Noting that it would be “so amazing” to see the halftime performers stepping up to the plate, she added:
“Mary J. Blige has a heart of gold, and personally, just knowing Snoop Dogg, I know he does. I don’t know Marshall Mathers [Eminem] personally, but I know he’s, like, amazing … and he knows how hard it is to come up in this world. So I feel like somebody can do something. Ideally it would be getting these people paid. I think that if it’s not for Fatima, I think if anybody’s personal camp could even just provide something for these Inglewood volunteers, whether it’s Beats by Dre, everybody gets Beats, or downsizing the rehearsals days … I want nothing more than this to just change. It would be so monumental.”
But according to Roc Nation, which exec produces the show, the changes have already come. The brand said in a statement to Page Six:
“As Executive Producers of the Halftime Show, we know firsthand the level of passion, talent, creativity, and long days of preparation it takes to pull off a performance of this caliber and so it’s important that we address the current narrative. We completely agree that all dancers should be compensated for their craft and that is why we are employing the 115 professional dancers performing alongside the headliners.

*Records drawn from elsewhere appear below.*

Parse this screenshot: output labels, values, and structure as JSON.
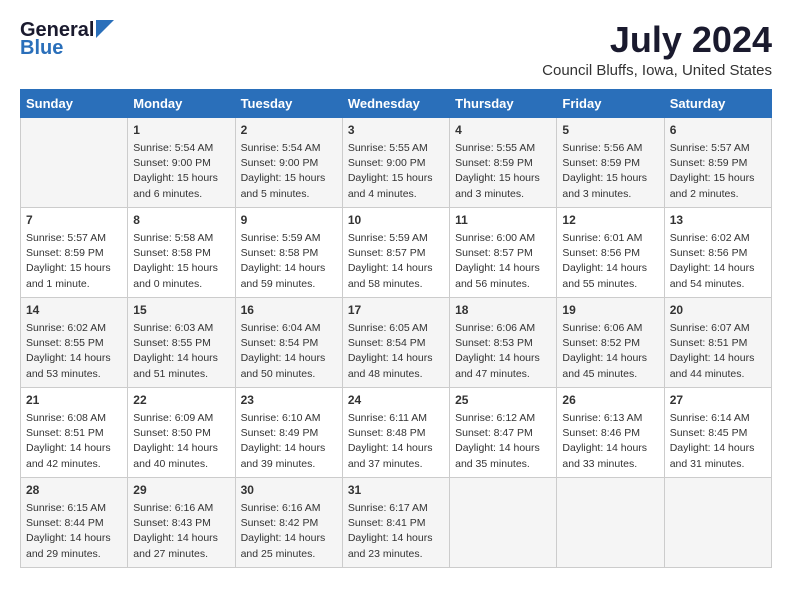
{
  "header": {
    "logo_general": "General",
    "logo_blue": "Blue",
    "month_title": "July 2024",
    "location": "Council Bluffs, Iowa, United States"
  },
  "weekdays": [
    "Sunday",
    "Monday",
    "Tuesday",
    "Wednesday",
    "Thursday",
    "Friday",
    "Saturday"
  ],
  "weeks": [
    [
      {
        "day": "",
        "content": ""
      },
      {
        "day": "1",
        "content": "Sunrise: 5:54 AM\nSunset: 9:00 PM\nDaylight: 15 hours\nand 6 minutes."
      },
      {
        "day": "2",
        "content": "Sunrise: 5:54 AM\nSunset: 9:00 PM\nDaylight: 15 hours\nand 5 minutes."
      },
      {
        "day": "3",
        "content": "Sunrise: 5:55 AM\nSunset: 9:00 PM\nDaylight: 15 hours\nand 4 minutes."
      },
      {
        "day": "4",
        "content": "Sunrise: 5:55 AM\nSunset: 8:59 PM\nDaylight: 15 hours\nand 3 minutes."
      },
      {
        "day": "5",
        "content": "Sunrise: 5:56 AM\nSunset: 8:59 PM\nDaylight: 15 hours\nand 3 minutes."
      },
      {
        "day": "6",
        "content": "Sunrise: 5:57 AM\nSunset: 8:59 PM\nDaylight: 15 hours\nand 2 minutes."
      }
    ],
    [
      {
        "day": "7",
        "content": "Sunrise: 5:57 AM\nSunset: 8:59 PM\nDaylight: 15 hours\nand 1 minute."
      },
      {
        "day": "8",
        "content": "Sunrise: 5:58 AM\nSunset: 8:58 PM\nDaylight: 15 hours\nand 0 minutes."
      },
      {
        "day": "9",
        "content": "Sunrise: 5:59 AM\nSunset: 8:58 PM\nDaylight: 14 hours\nand 59 minutes."
      },
      {
        "day": "10",
        "content": "Sunrise: 5:59 AM\nSunset: 8:57 PM\nDaylight: 14 hours\nand 58 minutes."
      },
      {
        "day": "11",
        "content": "Sunrise: 6:00 AM\nSunset: 8:57 PM\nDaylight: 14 hours\nand 56 minutes."
      },
      {
        "day": "12",
        "content": "Sunrise: 6:01 AM\nSunset: 8:56 PM\nDaylight: 14 hours\nand 55 minutes."
      },
      {
        "day": "13",
        "content": "Sunrise: 6:02 AM\nSunset: 8:56 PM\nDaylight: 14 hours\nand 54 minutes."
      }
    ],
    [
      {
        "day": "14",
        "content": "Sunrise: 6:02 AM\nSunset: 8:55 PM\nDaylight: 14 hours\nand 53 minutes."
      },
      {
        "day": "15",
        "content": "Sunrise: 6:03 AM\nSunset: 8:55 PM\nDaylight: 14 hours\nand 51 minutes."
      },
      {
        "day": "16",
        "content": "Sunrise: 6:04 AM\nSunset: 8:54 PM\nDaylight: 14 hours\nand 50 minutes."
      },
      {
        "day": "17",
        "content": "Sunrise: 6:05 AM\nSunset: 8:54 PM\nDaylight: 14 hours\nand 48 minutes."
      },
      {
        "day": "18",
        "content": "Sunrise: 6:06 AM\nSunset: 8:53 PM\nDaylight: 14 hours\nand 47 minutes."
      },
      {
        "day": "19",
        "content": "Sunrise: 6:06 AM\nSunset: 8:52 PM\nDaylight: 14 hours\nand 45 minutes."
      },
      {
        "day": "20",
        "content": "Sunrise: 6:07 AM\nSunset: 8:51 PM\nDaylight: 14 hours\nand 44 minutes."
      }
    ],
    [
      {
        "day": "21",
        "content": "Sunrise: 6:08 AM\nSunset: 8:51 PM\nDaylight: 14 hours\nand 42 minutes."
      },
      {
        "day": "22",
        "content": "Sunrise: 6:09 AM\nSunset: 8:50 PM\nDaylight: 14 hours\nand 40 minutes."
      },
      {
        "day": "23",
        "content": "Sunrise: 6:10 AM\nSunset: 8:49 PM\nDaylight: 14 hours\nand 39 minutes."
      },
      {
        "day": "24",
        "content": "Sunrise: 6:11 AM\nSunset: 8:48 PM\nDaylight: 14 hours\nand 37 minutes."
      },
      {
        "day": "25",
        "content": "Sunrise: 6:12 AM\nSunset: 8:47 PM\nDaylight: 14 hours\nand 35 minutes."
      },
      {
        "day": "26",
        "content": "Sunrise: 6:13 AM\nSunset: 8:46 PM\nDaylight: 14 hours\nand 33 minutes."
      },
      {
        "day": "27",
        "content": "Sunrise: 6:14 AM\nSunset: 8:45 PM\nDaylight: 14 hours\nand 31 minutes."
      }
    ],
    [
      {
        "day": "28",
        "content": "Sunrise: 6:15 AM\nSunset: 8:44 PM\nDaylight: 14 hours\nand 29 minutes."
      },
      {
        "day": "29",
        "content": "Sunrise: 6:16 AM\nSunset: 8:43 PM\nDaylight: 14 hours\nand 27 minutes."
      },
      {
        "day": "30",
        "content": "Sunrise: 6:16 AM\nSunset: 8:42 PM\nDaylight: 14 hours\nand 25 minutes."
      },
      {
        "day": "31",
        "content": "Sunrise: 6:17 AM\nSunset: 8:41 PM\nDaylight: 14 hours\nand 23 minutes."
      },
      {
        "day": "",
        "content": ""
      },
      {
        "day": "",
        "content": ""
      },
      {
        "day": "",
        "content": ""
      }
    ]
  ]
}
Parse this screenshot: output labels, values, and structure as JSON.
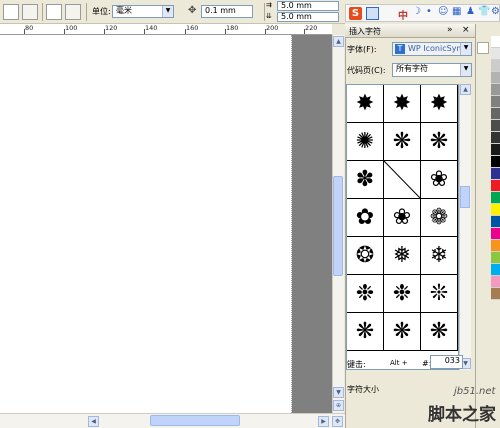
{
  "toolbar": {
    "unit_label": "单位:",
    "unit_value": "毫米",
    "nudge_value": "0.1 mm",
    "dup_x": "5.0 mm",
    "dup_y": "5.0 mm"
  },
  "ruler": {
    "labels": [
      "80",
      "100",
      "120",
      "140",
      "160",
      "180",
      "200",
      "220"
    ]
  },
  "docker": {
    "title": "插入字符",
    "font_label": "字体(F):",
    "font_value": "WP IconicSymb",
    "codepage_label": "代码页(C):",
    "codepage_value": "所有字符",
    "glyphs": [
      "✸",
      "✸",
      "✸",
      "✺",
      "❋",
      "❋",
      "✽",
      "⧄",
      "❀",
      "✿",
      "❀",
      "❁",
      "❂",
      "❅",
      "❄",
      "❉",
      "❉",
      "❊",
      "❋",
      "❋",
      "❋"
    ],
    "keystroke_label": "键击:",
    "alt_label": "Alt +",
    "hash_label": "#:",
    "code_value": "033",
    "char_size_label": "字符大小"
  },
  "ime": {
    "logo": "S",
    "mode": "中"
  },
  "watermark": {
    "domain": "jb51.net",
    "site": "脚本之家"
  },
  "colors": {
    "palette": [
      "#ffffff",
      "#e6e6e6",
      "#cccccc",
      "#b3b3b3",
      "#999999",
      "#808080",
      "#666666",
      "#4d4d4d",
      "#333333",
      "#1a1a1a",
      "#000000",
      "#2e3192",
      "#ed1c24",
      "#00a651",
      "#fff200",
      "#0054a6",
      "#ec008c",
      "#f7941d",
      "#8dc63f",
      "#00aeef",
      "#f49ac1",
      "#a67c52"
    ]
  }
}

The professional dancers are completely separate from the volunteer-based, non-choreographed field cast. As in years past, it is completely up to the volunteer candidates to participate. No one working with this show contacted an agency to request professional dancers to volunteer. Lastly, we strictly follow and adhere to all SAG-AFTRA guidelines.”
Who do U side with here?
[Image via NFL/YouTube]